    Recent Posts

    • 08.29.14

      Greater Expectations transcript

    • 08.28.14

      A teacher loses faith in the Common Core

      New York teacher Kevin Glynn was once a big fan of the Common Core, but he says the standardized testing that's come along with it is reducing students to test scores and narrowing what gets taught in schools.
    • 08.28.14

      Are you smarter than a Common Core student? Try a Common Core test

      New Common Core tests are supposed to measure students' ability to think critically, analyze information, and cite evidence as well as test their conceptual understanding of mathematics and their ability to apply math to the real world. See how you'd do on a Common Core test.
    • 08.28.14

      Questioning the Common Core tests

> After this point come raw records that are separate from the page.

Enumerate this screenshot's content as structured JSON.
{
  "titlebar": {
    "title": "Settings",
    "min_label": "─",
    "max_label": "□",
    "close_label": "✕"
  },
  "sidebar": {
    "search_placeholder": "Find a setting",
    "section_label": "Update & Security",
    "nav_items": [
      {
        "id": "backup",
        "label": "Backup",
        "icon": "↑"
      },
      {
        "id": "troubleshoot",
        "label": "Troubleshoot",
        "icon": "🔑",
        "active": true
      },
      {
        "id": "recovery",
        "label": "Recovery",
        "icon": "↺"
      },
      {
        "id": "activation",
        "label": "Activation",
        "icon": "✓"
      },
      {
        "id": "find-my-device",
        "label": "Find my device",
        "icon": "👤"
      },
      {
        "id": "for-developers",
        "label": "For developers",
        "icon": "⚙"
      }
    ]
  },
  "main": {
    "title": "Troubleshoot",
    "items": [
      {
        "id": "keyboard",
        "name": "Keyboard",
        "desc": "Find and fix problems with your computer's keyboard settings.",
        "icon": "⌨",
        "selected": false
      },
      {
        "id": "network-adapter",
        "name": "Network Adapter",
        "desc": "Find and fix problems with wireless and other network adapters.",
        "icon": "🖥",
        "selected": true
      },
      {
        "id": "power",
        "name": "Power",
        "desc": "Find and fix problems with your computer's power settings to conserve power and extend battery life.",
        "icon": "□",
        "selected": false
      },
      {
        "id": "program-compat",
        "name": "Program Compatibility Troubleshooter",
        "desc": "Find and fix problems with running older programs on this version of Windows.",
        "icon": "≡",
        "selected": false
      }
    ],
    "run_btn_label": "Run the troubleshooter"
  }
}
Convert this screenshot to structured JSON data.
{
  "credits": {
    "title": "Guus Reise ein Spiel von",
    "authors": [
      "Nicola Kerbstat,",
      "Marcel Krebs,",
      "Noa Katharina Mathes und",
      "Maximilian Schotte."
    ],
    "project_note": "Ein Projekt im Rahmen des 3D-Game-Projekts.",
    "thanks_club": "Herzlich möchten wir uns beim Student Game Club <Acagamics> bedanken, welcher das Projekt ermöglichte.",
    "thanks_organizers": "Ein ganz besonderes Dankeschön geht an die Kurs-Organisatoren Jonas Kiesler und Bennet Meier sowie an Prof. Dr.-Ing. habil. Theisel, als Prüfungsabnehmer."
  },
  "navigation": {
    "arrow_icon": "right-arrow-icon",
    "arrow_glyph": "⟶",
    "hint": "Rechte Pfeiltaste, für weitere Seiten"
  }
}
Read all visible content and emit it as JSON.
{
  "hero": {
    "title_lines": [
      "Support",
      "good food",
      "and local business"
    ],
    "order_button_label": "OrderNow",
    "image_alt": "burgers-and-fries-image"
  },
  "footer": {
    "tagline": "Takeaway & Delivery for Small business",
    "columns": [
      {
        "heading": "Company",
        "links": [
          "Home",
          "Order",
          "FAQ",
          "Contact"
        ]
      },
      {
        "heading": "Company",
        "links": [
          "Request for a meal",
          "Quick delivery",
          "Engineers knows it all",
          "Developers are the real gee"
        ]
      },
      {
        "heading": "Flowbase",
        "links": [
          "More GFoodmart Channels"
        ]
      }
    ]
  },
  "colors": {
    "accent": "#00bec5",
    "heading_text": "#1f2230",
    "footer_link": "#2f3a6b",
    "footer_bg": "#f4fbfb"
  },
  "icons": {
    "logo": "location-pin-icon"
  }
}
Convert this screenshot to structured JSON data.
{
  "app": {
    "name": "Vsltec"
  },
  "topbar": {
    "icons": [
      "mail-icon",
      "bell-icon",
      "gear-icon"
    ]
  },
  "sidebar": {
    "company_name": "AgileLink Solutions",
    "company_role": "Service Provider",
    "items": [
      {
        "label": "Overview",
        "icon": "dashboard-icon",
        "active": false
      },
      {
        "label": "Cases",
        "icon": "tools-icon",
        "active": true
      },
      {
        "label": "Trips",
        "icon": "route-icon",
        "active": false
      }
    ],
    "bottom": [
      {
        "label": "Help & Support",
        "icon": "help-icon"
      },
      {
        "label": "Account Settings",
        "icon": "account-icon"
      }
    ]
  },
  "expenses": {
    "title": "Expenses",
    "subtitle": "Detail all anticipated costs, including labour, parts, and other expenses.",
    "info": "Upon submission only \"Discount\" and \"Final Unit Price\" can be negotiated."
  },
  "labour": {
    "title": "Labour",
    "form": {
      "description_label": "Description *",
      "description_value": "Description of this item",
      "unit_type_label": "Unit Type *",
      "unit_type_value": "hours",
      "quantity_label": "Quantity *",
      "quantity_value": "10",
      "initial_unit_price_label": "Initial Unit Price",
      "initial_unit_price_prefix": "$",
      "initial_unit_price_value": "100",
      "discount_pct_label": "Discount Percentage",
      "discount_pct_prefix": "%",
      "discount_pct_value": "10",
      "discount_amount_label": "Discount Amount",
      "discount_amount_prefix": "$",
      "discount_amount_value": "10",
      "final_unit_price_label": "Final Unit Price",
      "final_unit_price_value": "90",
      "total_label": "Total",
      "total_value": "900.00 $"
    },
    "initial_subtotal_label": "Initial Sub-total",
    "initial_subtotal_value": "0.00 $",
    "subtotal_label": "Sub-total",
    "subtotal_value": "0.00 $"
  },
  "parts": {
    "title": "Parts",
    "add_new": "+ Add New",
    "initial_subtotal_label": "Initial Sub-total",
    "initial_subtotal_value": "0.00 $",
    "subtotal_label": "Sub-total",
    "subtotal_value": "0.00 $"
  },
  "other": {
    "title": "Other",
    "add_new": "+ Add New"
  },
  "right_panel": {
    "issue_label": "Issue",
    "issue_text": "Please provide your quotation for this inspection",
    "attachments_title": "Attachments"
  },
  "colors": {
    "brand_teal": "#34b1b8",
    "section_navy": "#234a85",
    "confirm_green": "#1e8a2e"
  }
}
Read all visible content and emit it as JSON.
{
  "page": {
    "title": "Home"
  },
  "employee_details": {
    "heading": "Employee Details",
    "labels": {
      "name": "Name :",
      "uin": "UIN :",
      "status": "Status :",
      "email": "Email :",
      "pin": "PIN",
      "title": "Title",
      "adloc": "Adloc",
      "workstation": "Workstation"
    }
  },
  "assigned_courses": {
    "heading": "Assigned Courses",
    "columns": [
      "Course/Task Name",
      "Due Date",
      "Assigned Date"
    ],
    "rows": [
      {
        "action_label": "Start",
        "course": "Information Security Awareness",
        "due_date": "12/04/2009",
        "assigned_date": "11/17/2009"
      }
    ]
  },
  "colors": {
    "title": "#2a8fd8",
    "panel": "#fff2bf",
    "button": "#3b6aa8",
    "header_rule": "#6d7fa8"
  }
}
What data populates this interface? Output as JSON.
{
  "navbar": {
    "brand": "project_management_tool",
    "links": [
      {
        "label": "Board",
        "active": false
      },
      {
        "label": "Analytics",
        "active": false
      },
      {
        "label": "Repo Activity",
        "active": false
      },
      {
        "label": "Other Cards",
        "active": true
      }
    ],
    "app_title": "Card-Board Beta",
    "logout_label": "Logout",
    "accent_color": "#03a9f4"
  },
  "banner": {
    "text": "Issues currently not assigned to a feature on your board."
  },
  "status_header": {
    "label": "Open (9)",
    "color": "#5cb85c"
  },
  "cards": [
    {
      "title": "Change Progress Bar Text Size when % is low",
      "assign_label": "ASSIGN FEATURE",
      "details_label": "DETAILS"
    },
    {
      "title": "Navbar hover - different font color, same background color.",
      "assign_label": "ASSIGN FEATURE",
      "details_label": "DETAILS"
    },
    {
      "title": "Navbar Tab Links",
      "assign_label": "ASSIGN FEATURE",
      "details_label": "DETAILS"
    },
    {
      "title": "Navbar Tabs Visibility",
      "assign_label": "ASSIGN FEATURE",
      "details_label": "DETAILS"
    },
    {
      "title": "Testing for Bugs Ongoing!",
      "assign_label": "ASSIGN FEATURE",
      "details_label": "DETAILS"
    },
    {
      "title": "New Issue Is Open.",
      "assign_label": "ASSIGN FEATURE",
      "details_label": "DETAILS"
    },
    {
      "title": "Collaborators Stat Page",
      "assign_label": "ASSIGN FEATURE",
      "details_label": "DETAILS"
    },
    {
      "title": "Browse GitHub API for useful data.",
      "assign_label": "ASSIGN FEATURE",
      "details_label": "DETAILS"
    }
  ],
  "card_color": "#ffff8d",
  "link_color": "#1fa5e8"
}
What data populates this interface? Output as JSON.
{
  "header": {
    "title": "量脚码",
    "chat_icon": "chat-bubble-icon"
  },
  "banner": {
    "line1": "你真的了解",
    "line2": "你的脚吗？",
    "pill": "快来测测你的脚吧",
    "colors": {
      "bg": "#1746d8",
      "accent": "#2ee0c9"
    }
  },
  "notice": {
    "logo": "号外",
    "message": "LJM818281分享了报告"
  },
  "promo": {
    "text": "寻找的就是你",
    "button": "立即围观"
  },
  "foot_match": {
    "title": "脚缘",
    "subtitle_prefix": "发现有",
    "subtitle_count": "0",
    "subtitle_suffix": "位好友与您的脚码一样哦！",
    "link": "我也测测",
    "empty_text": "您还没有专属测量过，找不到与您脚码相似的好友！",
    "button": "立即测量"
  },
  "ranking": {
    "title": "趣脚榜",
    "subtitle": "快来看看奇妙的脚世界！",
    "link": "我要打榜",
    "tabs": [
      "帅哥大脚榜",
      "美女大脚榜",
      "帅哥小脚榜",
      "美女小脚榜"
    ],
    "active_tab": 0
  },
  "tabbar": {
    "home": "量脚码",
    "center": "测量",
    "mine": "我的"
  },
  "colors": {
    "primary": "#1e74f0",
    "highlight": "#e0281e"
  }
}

      In the United States, education standards come with tests. Most students haven't been tested on the Common Core yet. But in one state where they have, the controversy is so intense that it's threatening to bring down the Common Core altogether.